Overall, this is an excellent vintage which favored the Right Bank (Pomerol, then Saint-Emilion) and the estates of the Médoc, particularly Pauillac, Saint-Julien and Margaux. These wines are drinking well now and I think they’ll show even better with age.
The biggest disappointment was the wines of Graves and Pessac-Léognan. They did not show well at this tasting. I hope age will be kind to them. This was the only region from which we tasted dry whites. The superior white was from Château Pape-Clément followed by Domaine Chevalier. One of my favorite estates there is Smith Haut Lafitte but the wines were disappointing, especially after tasting Pape-Clément immediately beforehand. On the plus side, I was able to meet and chat with the charming proprietress Florence Cathiard and her husband.
My list of the top wines of the tasting must start with Pomerol’s Château La Conseillante and Pauillac’s 2nd Growth Pichon Baron (de Longueville). They were extraordinary and smoked the rest of the pack. They were both distinguished by a vibrancy, a depth and complexity of flavor which was transparent and fresh. Amazing.
Other top wines were Les Ormes de Pez, a Saint-Estephe I tasted with Sylvie Cazes whose family owns this estate along with Lynch-Bages (tasted but not as good) and whose brother is the famed Jean-Michel Cazes. What a lovely, unassuming person!
Also, I enjoyed Saint-Émilion’s Pavie Maquin with owner Nicolas Thienpont (right), whose family also owns Pomerol’s elite Le Pin. Canon La Gaffelière was delicious, represented by the irrepressible and perpetually grinning Count Stephan von Niepperg (see below, dressed in amazing style).
A surprise was the Médoc’s Chateau La Tour de By. This is an obscure small estate whose inexpensive wine was first-rate. Here are the others I enjoyed, not already mentioned:

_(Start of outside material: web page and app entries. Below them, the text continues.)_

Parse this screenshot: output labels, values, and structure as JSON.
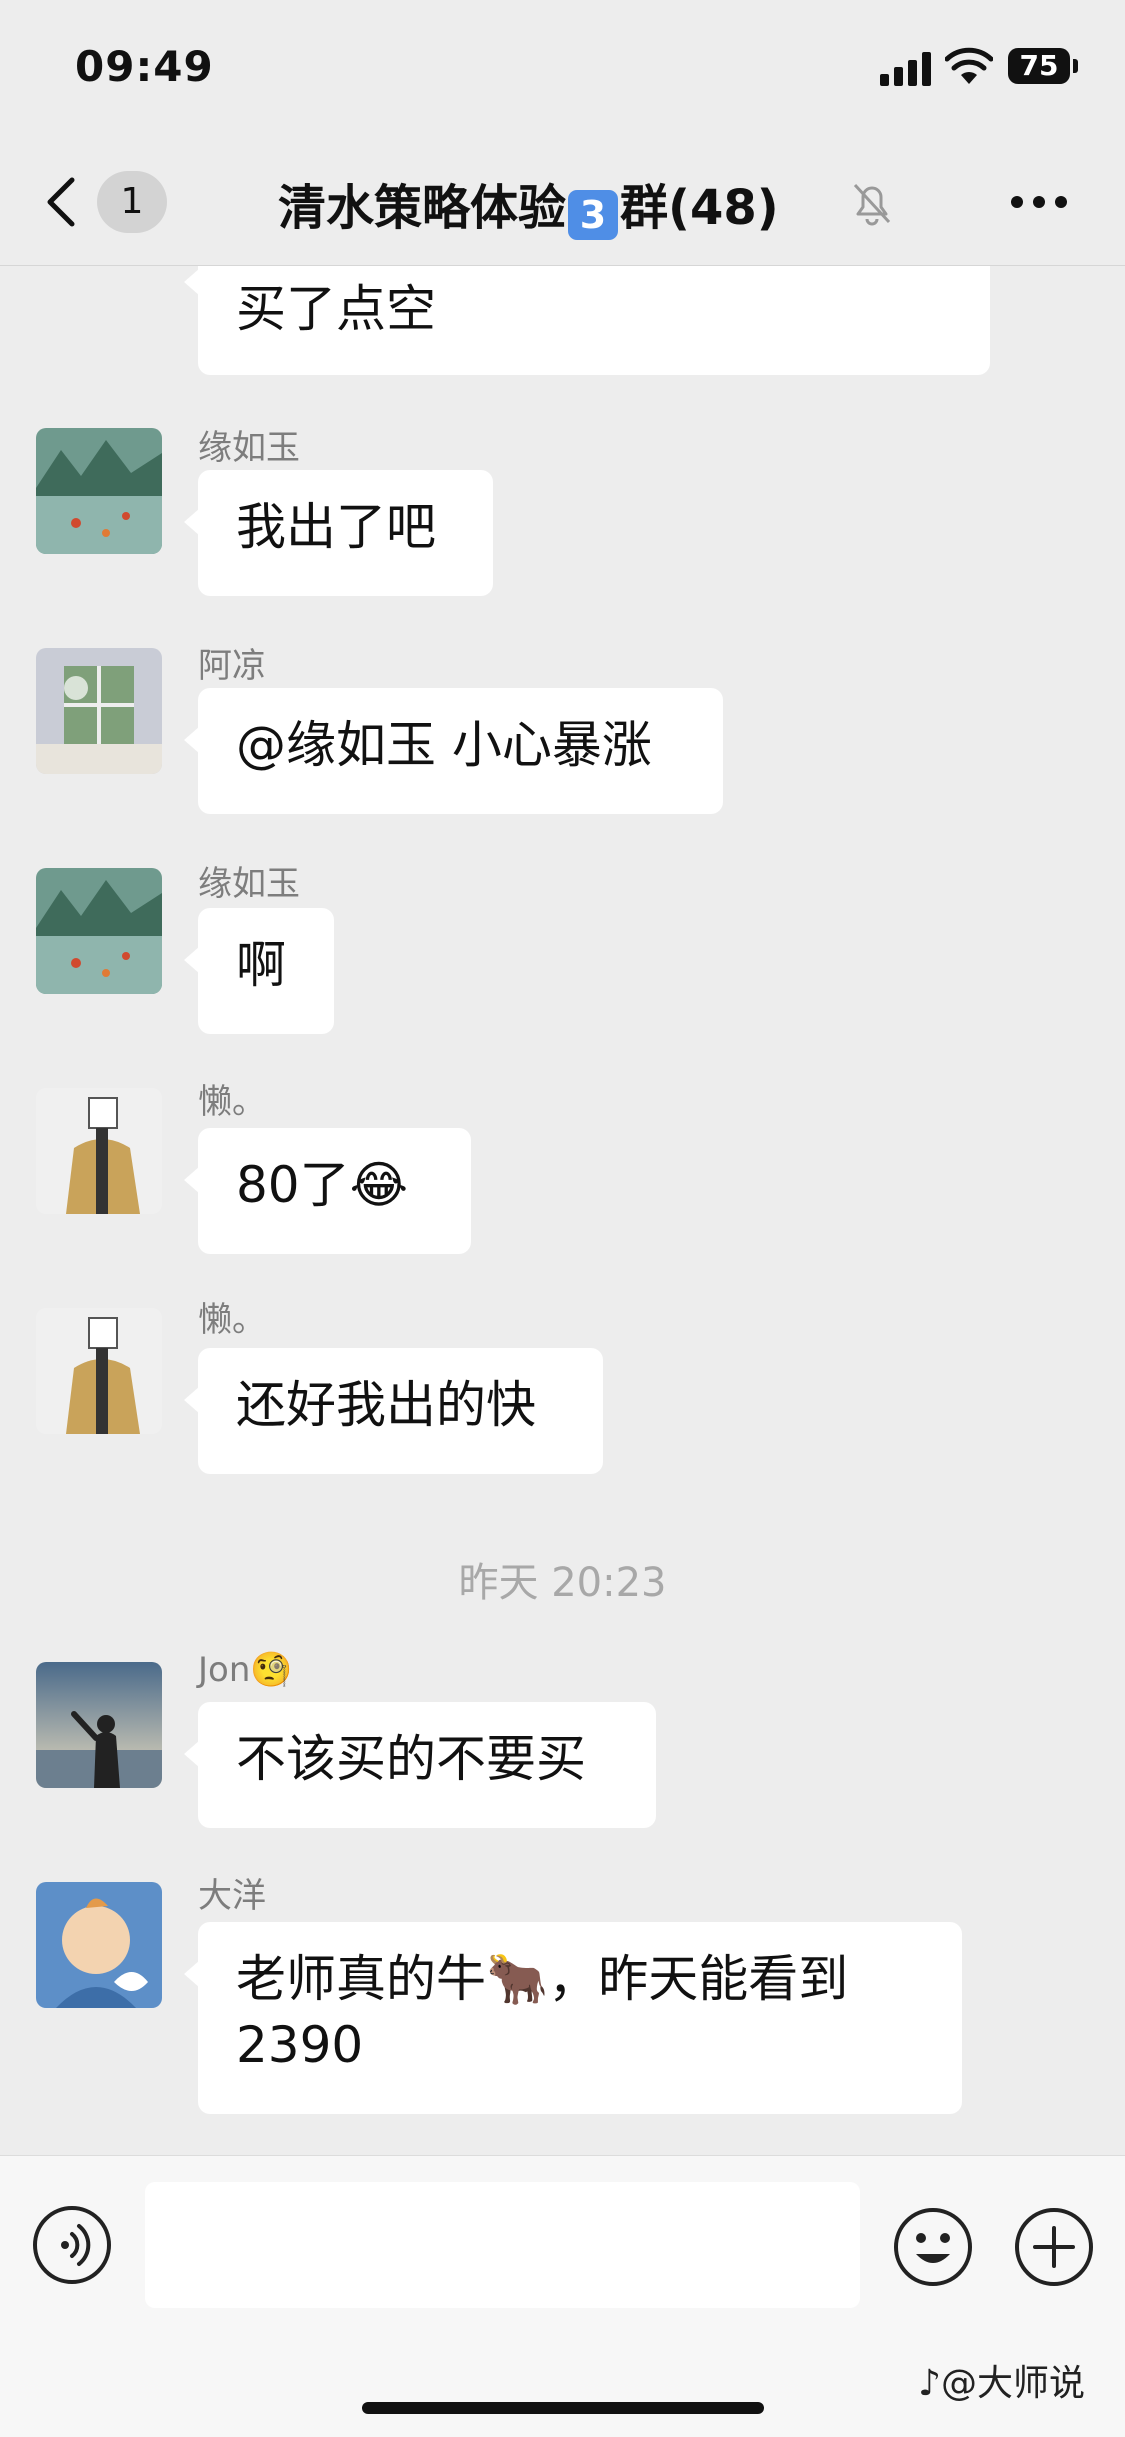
{
  "status_bar": {
    "time": "09:49",
    "battery": "75"
  },
  "nav": {
    "unread_count": "1",
    "title_prefix": "清水策略体验",
    "title_badge": "3",
    "title_suffix": "群(48)"
  },
  "partial_message": {
    "text_line1": "买了点空"
  },
  "messages": [
    {
      "sender": "缘如玉",
      "text": "我出了吧"
    },
    {
      "sender": "阿凉",
      "text": "@缘如玉 小心暴涨"
    },
    {
      "sender": "缘如玉",
      "text": "啊"
    },
    {
      "sender": "懒。",
      "text": "80了😂"
    },
    {
      "sender": "懒。",
      "text": "还好我出的快"
    },
    {
      "sender": "Jon🧐",
      "text": "不该买的不要买"
    },
    {
      "sender": "大洋",
      "text_line1": "老师真的牛🐂，昨天能看到",
      "text_line2": "2390"
    }
  ],
  "timestamp": "昨天 20:23",
  "watermark": "♪@大师说"
}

Léoville-Poyferré, Léoville-Barton, Talbot, Branaire-Ducru, Lagrange, Beychevelle, Gruaud-Larose and Saint-Pierre
D’Armailhac, Clerc-Milon, Grand Puy-Ducasse, Haut-Bages Libéral, Pichon-Lalande

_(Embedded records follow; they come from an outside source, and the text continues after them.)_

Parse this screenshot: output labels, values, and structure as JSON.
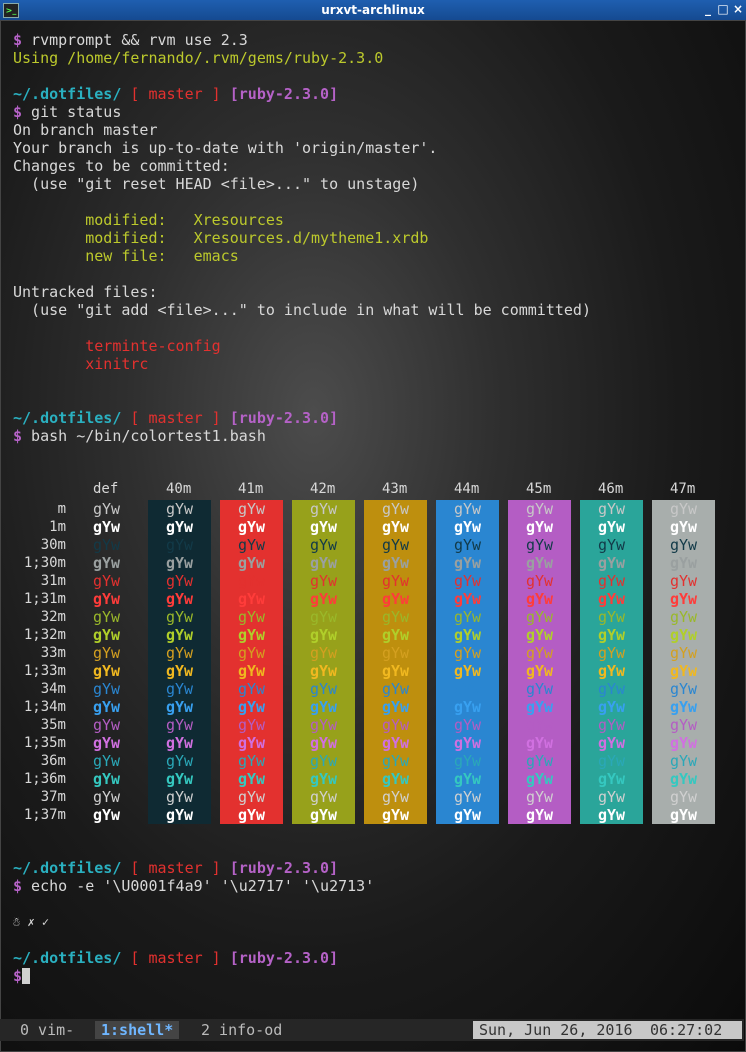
{
  "window": {
    "title": "urxvt-archlinux",
    "controls": [
      "_",
      "□",
      "×"
    ]
  },
  "term": {
    "l1": {
      "prompt": "$",
      "cmd": " rvmprompt && rvm use 2.3"
    },
    "l2": "Using /home/fernando/.rvm/gems/ruby-2.3.0",
    "ps1": {
      "dir": "~/.dotfiles/",
      "branch": "[ master ]",
      "ruby": "[ruby-2.3.0]"
    },
    "l4": {
      "prompt": "$",
      "cmd": " git status"
    },
    "gs": [
      "On branch master",
      "Your branch is up-to-date with 'origin/master'.",
      "Changes to be committed:",
      "  (use \"git reset HEAD <file>...\" to unstage)"
    ],
    "staged": [
      "        modified:   Xresources",
      "        modified:   Xresources.d/mytheme1.xrdb",
      "        new file:   emacs"
    ],
    "untracked_title": "Untracked files:",
    "untracked_hint": "  (use \"git add <file>...\" to include in what will be committed)",
    "untracked": [
      "        terminte-config",
      "        xinitrc"
    ],
    "l_ct": {
      "prompt": "$",
      "cmd": " bash ~/bin/colortest1.bash"
    },
    "l_echo": {
      "prompt": "$",
      "cmd": " echo -e '\\U0001f4a9' '\\u2717' '\\u2713'"
    },
    "echo_out": "☃ ✗ ✓",
    "last_prompt": "$"
  },
  "colortest": {
    "sample": "gYw",
    "col_headers": [
      "def",
      "40m",
      "41m",
      "42m",
      "43m",
      "44m",
      "45m",
      "46m",
      "47m"
    ],
    "row_labels": [
      "m",
      "1m",
      "30m",
      "1;30m",
      "31m",
      "1;31m",
      "32m",
      "1;32m",
      "33m",
      "1;33m",
      "34m",
      "1;34m",
      "35m",
      "1;35m",
      "36m",
      "1;36m",
      "37m",
      "1;37m"
    ],
    "bg_colors": [
      "transparent",
      "#0f2a33",
      "#e3312f",
      "#97a11b",
      "#be8f0e",
      "#2a86d1",
      "#b45dc4",
      "#2aa59a",
      "#a8aeac"
    ],
    "fg_colors": [
      "#c8c8c8",
      "#0f2a33",
      "#e3312f",
      "#9ab82a",
      "#d4a020",
      "#2a86d1",
      "#b45dc4",
      "#2aa8b8",
      "#d0d0d0"
    ],
    "bright_fg": [
      "#ffffff",
      "#0f2a33",
      "#ff3c3a",
      "#b0cf2a",
      "#f0b820",
      "#38a0f0",
      "#d070e0",
      "#35c8c0",
      "#ffffff"
    ]
  },
  "statusbar": {
    "windows": [
      {
        "label": "0 vim-",
        "active": false
      },
      {
        "label": "1:shell*",
        "active": true
      },
      {
        "label": "2 info-od",
        "active": false
      }
    ],
    "date": "Sun, Jun 26, 2016",
    "time": "06:27:02"
  }
}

Rauzan-Segla, Brane-Catenac, Giscours, Kirwan, Lascombes
Saint-Émilion Grand Cru
Angelus, Canon, Clos Fourtet, Figeac, Larcis Ducasse, Troplong Mondot
So those are Arnie’s thoughts on the 08 vintage. Do you have any questions for Arnie about Bordeaux?
Not to throw salt on the wound, but if you missed out on our Bordeaux Extravaganza last night (8 reds, 1 white, 1 Sauternes) you should be kicking yourself. The stars of the show were two offerings from the much-hyped 2005 vintage; now I’m beginning to understand why everyone went nuts over it.
The duo that stood out were the Calon Segur* and the Cos d’Estournel. Calon Segur has always been a favorite of mine; I’ve carried a torch for it ever since drinking a bottle of the 1999 with my coworker, Jeff. (Thanks, dude.) Impeccably balanced and elegance personified, the only thing that could keep me away from a bottle is knowing that it needs more time to develop. Buy now and tuck it away for five years. The Cos was remarkable for its concentration yet, for a wine with such depth, was not overwhelming on the finish. Hide a few bottles for another decade. (Coincidentally, I happen to know a place where you can store them.)
And although this was all about the reds, the white and Sauternes that were bookends to the tasting were pretty extraordinary. The white was a 2000 Carbonneiux Blanc, which at 10 years was no shrinking violet. It had a nice richness and texture from the bottle age but retained a lot of freshness. Behold the power of the Semillon/Sauvignon Blanc blend! I think I need to dedicate a future World’s Most Underrated Wines post wholly to White Bordeaux.
The Sauternes, the 2006 Coutet, was a revelation. Golden deliciousness but with lively acidity on the finish; great sweetness but very nimble. I um, think I need to dedicate another World’s Most Underrated Wines post to sweet wines in general.
*Tayrn Miller may have said it better while live-tweeting from the tasting:
So would you like to know about our next big tasting? Let me know in the comments!